How many of you live down the street from your parents? How about aunts, uncles, cousins? I don’t and most of the people I know don’t either. Distributed families are becoming more and more the norm especially with events like going away to college, traveling or moving to take advantage of a job opportunity. It’s all fine and dandy when you are young and single, or in a relationship or newlyweds. However, when we get to the “next comes baby in a baby carriage” verse we are often in for a rude awakening.
I want to say that it wasn’t until our twins came home from the hospital that we realized the challenge we were up against, but that’s not true. Our period of hard knocks started long before with a super challenging pregnancy followed by long-term NICU preemies. It’s true that in this digital age family support may be just a Facetime away, but there’s still no substitute for a good hug, a hot meal or grandma/aunt/sister babysitter tag in- just to run to the store or catch a desperately needed breath… or shower.
Family came into town for the births and my aunt came from Australia for 2 weeks to support me, in lieu of my late mother. The family returned home soon enough however and my sister and brother in law in town had their own 7 month old to care for. Soon enough, we realized what we were really in for, the physically, mentally and emotionally exhausting part of parenting.
Hardship doesn’t always come in the form of a sweet baby, there are many other flavors that suffer the sting of the physical absence of family. We no longer live in the model of community where we are surrounded by kin. Some may have family who is available but isn’t particularly helpful. With this new format of not having family just down the street, those default assumptions of assistance become blaringly apparent.
For my nuclear family, our community of soul brothers and soul sisters has been truly incredible. It started in the beginning with a meal train and check-ins and “whatever you need I’m here for that”. Today we still benefit from friends who will watch Netflix and “make sure the house doesn’t burn down” in the case that we’d like to pop out for a spontaneous after-baby-bedtime-date-night-dessert. I’ve had multiple friends tag in and help with baby swim class because my husband was laid up from surgery and each kid required an adult in the water with them. I have friends who are happy to swing by and watch the babes for an hour in the case that I just need to get out, no questions asked.

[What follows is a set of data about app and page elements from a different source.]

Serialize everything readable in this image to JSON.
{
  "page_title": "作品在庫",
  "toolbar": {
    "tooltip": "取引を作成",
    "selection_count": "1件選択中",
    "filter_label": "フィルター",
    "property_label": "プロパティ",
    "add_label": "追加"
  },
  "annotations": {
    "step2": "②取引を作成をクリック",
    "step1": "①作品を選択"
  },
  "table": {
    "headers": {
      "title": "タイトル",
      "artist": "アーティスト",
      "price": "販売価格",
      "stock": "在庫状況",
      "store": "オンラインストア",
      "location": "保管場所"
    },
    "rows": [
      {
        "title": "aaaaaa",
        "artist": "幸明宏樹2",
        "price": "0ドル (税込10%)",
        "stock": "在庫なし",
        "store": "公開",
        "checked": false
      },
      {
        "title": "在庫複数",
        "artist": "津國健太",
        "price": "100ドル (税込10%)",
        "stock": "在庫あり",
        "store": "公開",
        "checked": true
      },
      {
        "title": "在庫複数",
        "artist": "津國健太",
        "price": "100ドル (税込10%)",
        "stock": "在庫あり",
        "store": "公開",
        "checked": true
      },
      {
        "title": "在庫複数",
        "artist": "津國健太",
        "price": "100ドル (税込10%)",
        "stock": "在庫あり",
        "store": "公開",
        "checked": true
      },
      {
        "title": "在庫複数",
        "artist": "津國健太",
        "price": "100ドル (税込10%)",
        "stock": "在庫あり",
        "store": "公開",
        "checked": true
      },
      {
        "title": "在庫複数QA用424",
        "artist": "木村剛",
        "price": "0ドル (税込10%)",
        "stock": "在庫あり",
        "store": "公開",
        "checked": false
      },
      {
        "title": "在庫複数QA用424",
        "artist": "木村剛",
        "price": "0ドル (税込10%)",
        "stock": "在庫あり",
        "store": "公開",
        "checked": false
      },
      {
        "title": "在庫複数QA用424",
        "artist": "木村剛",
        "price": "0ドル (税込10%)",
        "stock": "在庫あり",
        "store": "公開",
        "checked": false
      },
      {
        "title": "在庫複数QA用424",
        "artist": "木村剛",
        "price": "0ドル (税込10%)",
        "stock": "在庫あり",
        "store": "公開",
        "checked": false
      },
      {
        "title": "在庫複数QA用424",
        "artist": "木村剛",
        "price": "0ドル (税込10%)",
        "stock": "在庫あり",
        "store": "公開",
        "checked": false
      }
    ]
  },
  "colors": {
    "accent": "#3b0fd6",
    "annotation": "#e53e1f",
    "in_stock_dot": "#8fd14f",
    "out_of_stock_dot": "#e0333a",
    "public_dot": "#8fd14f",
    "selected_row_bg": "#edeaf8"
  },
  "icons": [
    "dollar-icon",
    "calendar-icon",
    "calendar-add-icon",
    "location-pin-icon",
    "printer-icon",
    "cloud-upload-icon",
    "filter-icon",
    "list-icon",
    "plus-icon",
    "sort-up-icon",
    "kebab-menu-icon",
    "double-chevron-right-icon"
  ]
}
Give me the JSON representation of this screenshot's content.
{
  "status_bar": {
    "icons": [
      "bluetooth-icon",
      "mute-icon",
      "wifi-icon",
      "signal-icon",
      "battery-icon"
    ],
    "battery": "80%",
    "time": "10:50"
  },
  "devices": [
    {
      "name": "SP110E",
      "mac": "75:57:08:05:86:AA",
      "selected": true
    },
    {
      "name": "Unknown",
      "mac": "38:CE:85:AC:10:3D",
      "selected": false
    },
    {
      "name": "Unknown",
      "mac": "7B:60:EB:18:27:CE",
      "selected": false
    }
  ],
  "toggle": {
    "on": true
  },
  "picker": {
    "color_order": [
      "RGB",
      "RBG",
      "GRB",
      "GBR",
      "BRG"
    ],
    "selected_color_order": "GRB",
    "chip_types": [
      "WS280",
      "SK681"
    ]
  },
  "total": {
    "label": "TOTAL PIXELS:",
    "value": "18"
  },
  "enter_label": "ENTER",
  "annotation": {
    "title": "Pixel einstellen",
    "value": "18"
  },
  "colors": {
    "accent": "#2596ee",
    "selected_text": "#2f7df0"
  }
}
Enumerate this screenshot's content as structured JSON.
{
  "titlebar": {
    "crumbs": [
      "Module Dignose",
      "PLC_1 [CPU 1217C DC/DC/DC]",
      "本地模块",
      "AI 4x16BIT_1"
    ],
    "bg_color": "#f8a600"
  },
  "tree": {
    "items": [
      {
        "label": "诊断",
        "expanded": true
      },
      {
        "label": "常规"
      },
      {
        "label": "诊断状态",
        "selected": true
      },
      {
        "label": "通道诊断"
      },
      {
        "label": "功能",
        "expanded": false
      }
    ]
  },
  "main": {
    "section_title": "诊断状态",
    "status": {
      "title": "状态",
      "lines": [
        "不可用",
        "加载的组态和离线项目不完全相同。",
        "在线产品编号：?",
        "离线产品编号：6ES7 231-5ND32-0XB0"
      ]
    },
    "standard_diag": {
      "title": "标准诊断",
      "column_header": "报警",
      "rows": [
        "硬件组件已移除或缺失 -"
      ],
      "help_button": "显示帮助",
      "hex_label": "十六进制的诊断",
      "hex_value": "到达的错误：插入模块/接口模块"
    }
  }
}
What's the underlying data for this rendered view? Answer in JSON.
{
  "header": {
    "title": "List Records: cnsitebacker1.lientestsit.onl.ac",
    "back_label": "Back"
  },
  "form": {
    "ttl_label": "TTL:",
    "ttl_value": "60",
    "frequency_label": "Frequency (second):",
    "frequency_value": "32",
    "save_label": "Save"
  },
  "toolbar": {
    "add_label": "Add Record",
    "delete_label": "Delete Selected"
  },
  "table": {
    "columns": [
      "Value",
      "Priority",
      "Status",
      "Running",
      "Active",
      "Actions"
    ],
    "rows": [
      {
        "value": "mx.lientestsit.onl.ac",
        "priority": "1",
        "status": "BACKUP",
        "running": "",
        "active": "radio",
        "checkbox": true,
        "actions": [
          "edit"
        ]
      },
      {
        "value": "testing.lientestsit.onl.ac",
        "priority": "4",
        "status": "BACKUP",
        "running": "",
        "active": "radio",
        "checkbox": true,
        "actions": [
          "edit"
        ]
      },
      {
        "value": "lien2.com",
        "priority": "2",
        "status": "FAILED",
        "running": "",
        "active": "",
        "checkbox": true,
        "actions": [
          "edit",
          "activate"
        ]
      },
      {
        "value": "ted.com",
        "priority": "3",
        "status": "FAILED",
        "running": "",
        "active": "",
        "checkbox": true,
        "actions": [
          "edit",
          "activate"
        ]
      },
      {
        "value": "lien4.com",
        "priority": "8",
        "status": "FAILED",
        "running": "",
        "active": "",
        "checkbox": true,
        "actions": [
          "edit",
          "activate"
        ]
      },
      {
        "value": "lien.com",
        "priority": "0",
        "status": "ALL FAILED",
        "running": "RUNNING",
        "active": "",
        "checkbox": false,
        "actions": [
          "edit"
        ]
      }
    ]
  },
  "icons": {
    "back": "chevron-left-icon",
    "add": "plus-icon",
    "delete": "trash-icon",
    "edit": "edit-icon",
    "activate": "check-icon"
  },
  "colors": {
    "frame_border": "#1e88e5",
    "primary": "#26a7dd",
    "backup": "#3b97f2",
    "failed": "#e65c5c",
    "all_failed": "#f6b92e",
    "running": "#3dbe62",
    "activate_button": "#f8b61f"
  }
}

My actual family is gaining traction in Santa Barbara as well, now with two nephews down the street, grandparents settled just an hour away and even more to come. I am over the moon with excitement.
My definition of family is much more than a medical definition. It is about love, trust, compassion, support and so much more than just sharing blood. It’s about belonging. It’s about our tribe. We are blessed to have a family that we love, but we have a tribe that we would have not survived without.
*BTW, this article was inspired by my sister-in-law tagging-in in a pinch to babysit our babes and how amazing it felt!